Since kavalactones don’t affect the brain directly, the substance isn’t truly a sedative, explains kava researcher Vincent Lebot. He says that’s why drinking kava doesn’t actually alter one’s perception of reality.
Meanwhile, research does indicate that kava can (modestly) benefit people with generalized anxiety disorder (GAD). In a 2013 Journal of Clinical Psychopharmacology study participants with GAD took kava for six weeks, while a separate group took a placebo. After the trial, 37 percent of the kava group saw their symptoms eased, compared with 23 percent of the placebo group.
The results suggest that kava could have a bright future as a treatment for anxiety. In turn, the study’s researcher Jerome Sarris, a professor at Western Sydney University’s NICM Health Research Institute, said that kava could supplement other treatments. He emphasizes that it should be viewed as an additional tool, not a replacement for other anxiety treatments.
In the study, Sarris and his colleagues do note that branding the clinical trial as an “herbal treatment” for anxiety might have contributed to bias among participants. The study was also funded, in part, by a company that manufactures kava — though the researchers said the company didn’t have any influence on the study itself.
Meanwhile, in a 2018 review published in the Journal of Alternative and Complementary Medicine, researchers analyzed 12 studies that explored kava as a treatment for GAD — including Sarris’ paper. They found that while the current evidence is promising, it’s still “insufficient to confirm the effect of kava for GAD treatment beyond placebo.”
But beyond effectiveness alone, nutritionists and other experts say that there are some key side effects to consider if you’re thinking of trying kava.
Experts urge caution
Using large amounts of kava — at least, the kind you can buy in Western countries — can cause several negative side effects, including loss of muscle control and balance, double vision, skin problems (like dryness), and hepatoxicity, or liver damage.

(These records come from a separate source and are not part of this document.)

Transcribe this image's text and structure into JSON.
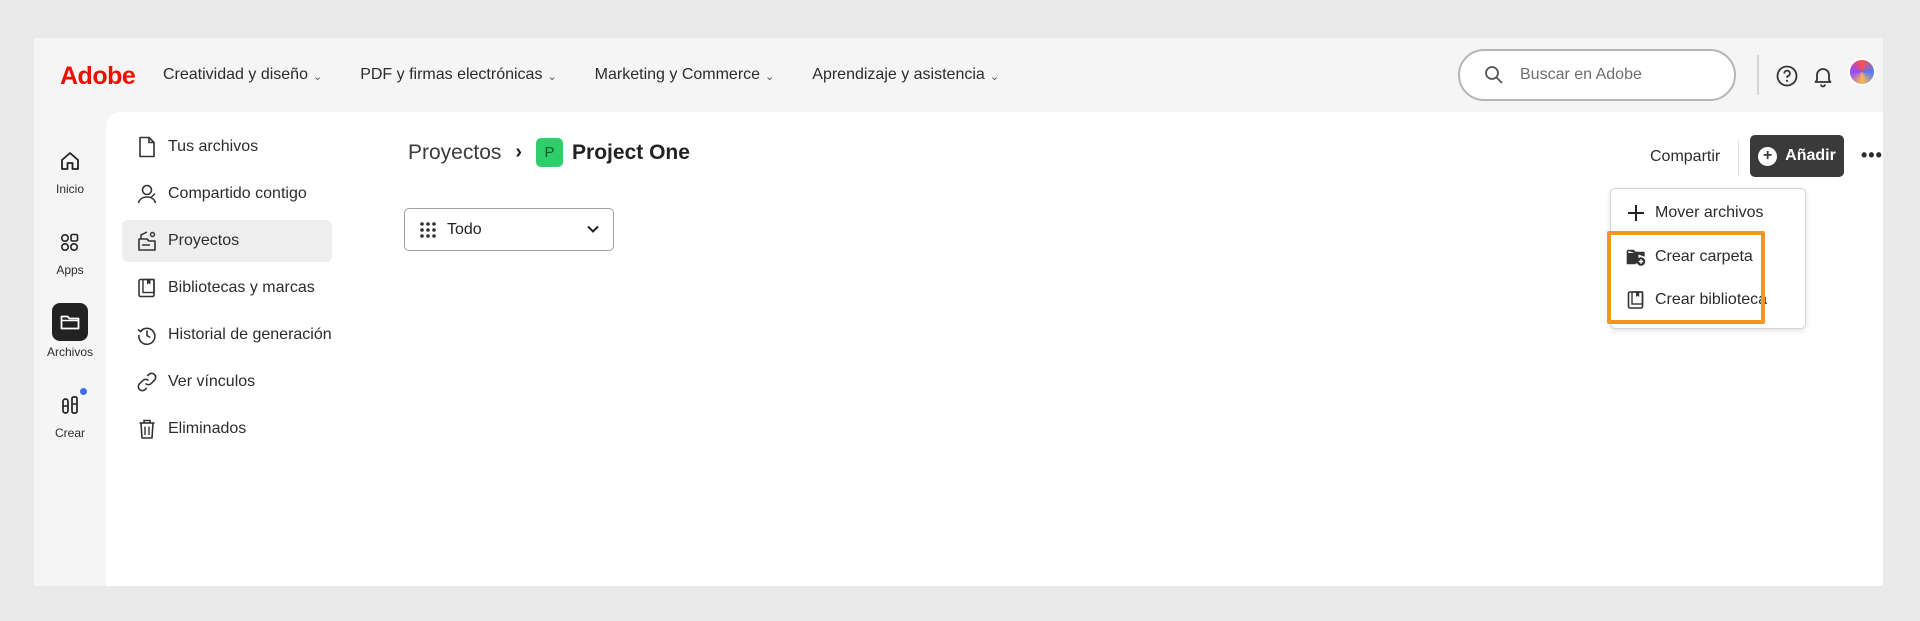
{
  "brand": {
    "name": "Adobe",
    "color": "#eb1000"
  },
  "nav": [
    {
      "label": "Creatividad y diseño"
    },
    {
      "label": "PDF y firmas electrónicas"
    },
    {
      "label": "Marketing y Commerce"
    },
    {
      "label": "Aprendizaje y asistencia"
    }
  ],
  "search": {
    "placeholder": "Buscar en Adobe"
  },
  "rail": [
    {
      "label": "Inicio",
      "icon": "home-icon"
    },
    {
      "label": "Apps",
      "icon": "apps-icon"
    },
    {
      "label": "Archivos",
      "icon": "folder-icon"
    },
    {
      "label": "Crear",
      "icon": "create-icon"
    }
  ],
  "sidebar": [
    {
      "label": "Tus archivos",
      "icon": "file-icon"
    },
    {
      "label": "Compartido contigo",
      "icon": "shared-user-icon"
    },
    {
      "label": "Proyectos",
      "icon": "projects-icon"
    },
    {
      "label": "Bibliotecas y marcas",
      "icon": "library-icon"
    },
    {
      "label": "Historial de generación",
      "icon": "history-icon"
    },
    {
      "label": "Ver vínculos",
      "icon": "link-icon"
    },
    {
      "label": "Eliminados",
      "icon": "trash-icon"
    }
  ],
  "breadcrumb": {
    "parent": "Proyectos",
    "separator": "›",
    "badge": "P",
    "current": "Project One"
  },
  "filter": {
    "value": "Todo"
  },
  "actions": {
    "share": "Compartir",
    "add": "Añadir",
    "more": "•••"
  },
  "menu": [
    {
      "label": "Mover archivos",
      "icon": "plus-icon"
    },
    {
      "label": "Crear carpeta",
      "icon": "new-folder-icon"
    },
    {
      "label": "Crear biblioteca",
      "icon": "library-icon"
    }
  ],
  "colors": {
    "highlight": "#f6961f",
    "project_badge": "#2ecf6a",
    "add_button": "#3a3a3a"
  }
}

Importantly, in the case of the liver damage, researchers know that these cases are associated with kava intake, but it’s not clear how the dosage amount or period of use act as contributing factors.
Those problems aren’t associated with the forms of kava used traditionally by Pacific Islanders, notes the Australian Department of Health website. Rather, these issues stem from the kava-containing supplements sold outside of those traditional circles.
Lebot notes that many of the side effects described aren’t necessarily more intense than, say, those of caffeine. “If you abuse coffee, you might have side effects [too],” he says.
But in extreme cases, liver failure resulting from kava has led to serious cases, even death. A scientific review published in 2008 found that at least four people died out of eleven cases of extreme toxicity. Those were all associated with commercial products containing kava.
“Preliminary studies suggest possible serious organ system effects,” the researchers wrote. “The potential carcinogenicity of kava and its principal constituents are unknown.”
The Cochrane Library, an organization that reviews medical research, states that more rigorous studies with larger samples — and long-term safety studies — are needed to round out the true effects of the substance.
Because of the risks involved with Western kava preparations, a number of Western countries have banned the substance: Germany, France, Switzerland, Australia, and Canada. (Later, Germany reversed its ban.)
Kava is legal in the United States, but the Food and Drug Administration has sent warning letters to several companies for improper labeling. In the past, the FDA has also warned consumers about the risks of liver damage.
So if you’re going to try kava, stick close to the source. The brewed variety seems to be relatively safe, at least compared with the pills and solutions sold as “herbal supplements” that might cause serious problems. Plus, assuming there’s a kava bar near you — the website Kalm With Kava has an interactive map — you can enjoy the experience with friends willing to try a mud-like pepper shot with you.